*Your objective*.
Reproduce all of the data that follows, character for character.

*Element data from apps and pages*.
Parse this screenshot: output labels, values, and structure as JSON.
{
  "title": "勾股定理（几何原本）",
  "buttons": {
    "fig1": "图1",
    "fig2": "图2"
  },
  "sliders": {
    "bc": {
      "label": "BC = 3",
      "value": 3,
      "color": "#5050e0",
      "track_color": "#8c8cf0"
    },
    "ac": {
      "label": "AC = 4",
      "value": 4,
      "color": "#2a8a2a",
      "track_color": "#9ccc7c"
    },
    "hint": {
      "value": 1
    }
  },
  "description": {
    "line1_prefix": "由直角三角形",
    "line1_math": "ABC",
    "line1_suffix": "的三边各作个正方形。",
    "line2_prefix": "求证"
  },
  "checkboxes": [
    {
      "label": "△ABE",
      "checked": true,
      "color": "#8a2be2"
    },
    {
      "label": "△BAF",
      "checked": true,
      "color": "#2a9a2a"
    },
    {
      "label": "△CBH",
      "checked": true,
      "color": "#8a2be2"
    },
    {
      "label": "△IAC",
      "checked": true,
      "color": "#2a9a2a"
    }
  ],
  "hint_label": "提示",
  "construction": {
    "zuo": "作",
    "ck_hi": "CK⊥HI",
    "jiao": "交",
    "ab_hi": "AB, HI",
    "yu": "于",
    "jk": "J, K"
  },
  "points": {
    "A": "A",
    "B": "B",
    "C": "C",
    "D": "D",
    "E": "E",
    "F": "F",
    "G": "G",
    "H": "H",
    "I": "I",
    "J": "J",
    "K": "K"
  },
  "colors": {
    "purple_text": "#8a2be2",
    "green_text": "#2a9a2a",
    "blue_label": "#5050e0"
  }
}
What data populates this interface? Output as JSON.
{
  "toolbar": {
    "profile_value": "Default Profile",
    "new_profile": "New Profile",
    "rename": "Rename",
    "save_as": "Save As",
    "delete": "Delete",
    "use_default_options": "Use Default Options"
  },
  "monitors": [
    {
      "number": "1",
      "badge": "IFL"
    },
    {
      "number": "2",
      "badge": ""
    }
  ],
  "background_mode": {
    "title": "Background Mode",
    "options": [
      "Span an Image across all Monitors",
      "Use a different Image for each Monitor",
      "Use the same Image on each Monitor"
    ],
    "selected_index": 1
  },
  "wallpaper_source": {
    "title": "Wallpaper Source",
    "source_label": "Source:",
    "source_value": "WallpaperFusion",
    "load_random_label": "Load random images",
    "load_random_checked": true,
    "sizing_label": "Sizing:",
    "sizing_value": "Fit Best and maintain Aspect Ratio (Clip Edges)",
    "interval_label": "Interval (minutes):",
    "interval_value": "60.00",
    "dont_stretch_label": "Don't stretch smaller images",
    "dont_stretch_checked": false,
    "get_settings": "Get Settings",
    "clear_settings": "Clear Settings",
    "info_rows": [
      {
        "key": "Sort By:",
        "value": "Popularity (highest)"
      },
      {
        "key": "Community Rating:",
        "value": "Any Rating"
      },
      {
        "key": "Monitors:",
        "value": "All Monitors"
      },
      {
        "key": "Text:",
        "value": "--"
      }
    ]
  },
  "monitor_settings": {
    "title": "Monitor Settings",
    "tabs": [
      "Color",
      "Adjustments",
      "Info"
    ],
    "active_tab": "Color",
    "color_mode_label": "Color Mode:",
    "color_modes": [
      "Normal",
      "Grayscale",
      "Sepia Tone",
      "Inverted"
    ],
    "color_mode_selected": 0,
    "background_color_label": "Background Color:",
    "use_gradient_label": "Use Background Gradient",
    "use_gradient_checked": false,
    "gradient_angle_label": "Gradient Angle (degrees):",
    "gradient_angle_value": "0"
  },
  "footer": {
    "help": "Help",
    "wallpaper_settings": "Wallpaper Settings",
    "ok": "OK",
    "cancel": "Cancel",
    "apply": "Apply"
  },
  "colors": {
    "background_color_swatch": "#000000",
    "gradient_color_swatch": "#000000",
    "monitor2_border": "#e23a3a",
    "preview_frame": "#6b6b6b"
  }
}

*Solution for this exercise*.
Parse this screenshot: output labels, values, and structure as JSON.
{
  "title": "勾股定理（几何原本）",
  "buttons": {
    "fig1": "图1",
    "fig2": "图2"
  },
  "sliders": {
    "bc": {
      "label": "BC = 3",
      "value": 3,
      "color": "#5050e0",
      "track_color": "#8c8cf0"
    },
    "ac": {
      "label": "AC = 4",
      "value": 4,
      "color": "#2a8a2a",
      "track_color": "#9ccc7c"
    },
    "hint": {
      "value": 1
    }
  },
  "description": {
    "line1_prefix": "由直角三角形",
    "line1_math": "ABC",
    "line1_suffix": "的三边各作个正方形。",
    "line2_prefix": "求证"
  },
  "checkboxes": [
    {
      "label": "△ABE",
      "checked": true,
      "color": "#8a2be2"
    },
    {
      "label": "△BAF",
      "checked": true,
      "color": "#2a9a2a"
    },
    {
      "label": "△CBH",
      "checked": true,
      "color": "#8a2be2"
    },
    {
      "label": "△IAC",
      "checked": true,
      "color": "#2a9a2a"
    }
  ],
  "hint_label": "提示",
  "construction": {
    "zuo": "作",
    "ck_hi": "CK⊥HI",
    "jiao": "交",
    "ab_hi": "AB, HI",
    "yu": "于",
    "jk": "J, K"
  },
  "points": {
    "A": "A",
    "B": "B",
    "C": "C",
    "D": "D",
    "E": "E",
    "F": "F",
    "G": "G",
    "H": "H",
    "I": "I",
    "J": "J",
    "K": "K"
  },
  "colors": {
    "purple_text": "#8a2be2",
    "green_text": "#2a9a2a",
    "blue_label": "#5050e0"
  }
}
What data populates this interface? Output as JSON.
{
  "toolbar": {
    "profile_value": "Default Profile",
    "new_profile": "New Profile",
    "rename": "Rename",
    "save_as": "Save As",
    "delete": "Delete",
    "use_default_options": "Use Default Options"
  },
  "monitors": [
    {
      "number": "1",
      "badge": "IFL"
    },
    {
      "number": "2",
      "badge": ""
    }
  ],
  "background_mode": {
    "title": "Background Mode",
    "options": [
      "Span an Image across all Monitors",
      "Use a different Image for each Monitor",
      "Use the same Image on each Monitor"
    ],
    "selected_index": 1
  },
  "wallpaper_source": {
    "title": "Wallpaper Source",
    "source_label": "Source:",
    "source_value": "WallpaperFusion",
    "load_random_label": "Load random images",
    "load_random_checked": true,
    "sizing_label": "Sizing:",
    "sizing_value": "Fit Best and maintain Aspect Ratio (Clip Edges)",
    "interval_label": "Interval (minutes):",
    "interval_value": "60.00",
    "dont_stretch_label": "Don't stretch smaller images",
    "dont_stretch_checked": false,
    "get_settings": "Get Settings",
    "clear_settings": "Clear Settings",
    "info_rows": [
      {
        "key": "Sort By:",
        "value": "Popularity (highest)"
      },
      {
        "key": "Community Rating:",
        "value": "Any Rating"
      },
      {
        "key": "Monitors:",
        "value": "All Monitors"
      },
      {
        "key": "Text:",
        "value": "--"
      }
    ]
  },
  "monitor_settings": {
    "title": "Monitor Settings",
    "tabs": [
      "Color",
      "Adjustments",
      "Info"
    ],
    "active_tab": "Color",
    "color_mode_label": "Color Mode:",
    "color_modes": [
      "Normal",
      "Grayscale",
      "Sepia Tone",
      "Inverted"
    ],
    "color_mode_selected": 0,
    "background_color_label": "Background Color:",
    "use_gradient_label": "Use Background Gradient",
    "use_gradient_checked": false,
    "gradient_angle_label": "Gradient Angle (degrees):",
    "gradient_angle_value": "0"
  },
  "footer": {
    "help": "Help",
    "wallpaper_settings": "Wallpaper Settings",
    "ok": "OK",
    "cancel": "Cancel",
    "apply": "Apply"
  },
  "colors": {
    "background_color_swatch": "#000000",
    "gradient_color_swatch": "#000000",
    "monitor2_border": "#e23a3a",
    "preview_frame": "#6b6b6b"
  }
}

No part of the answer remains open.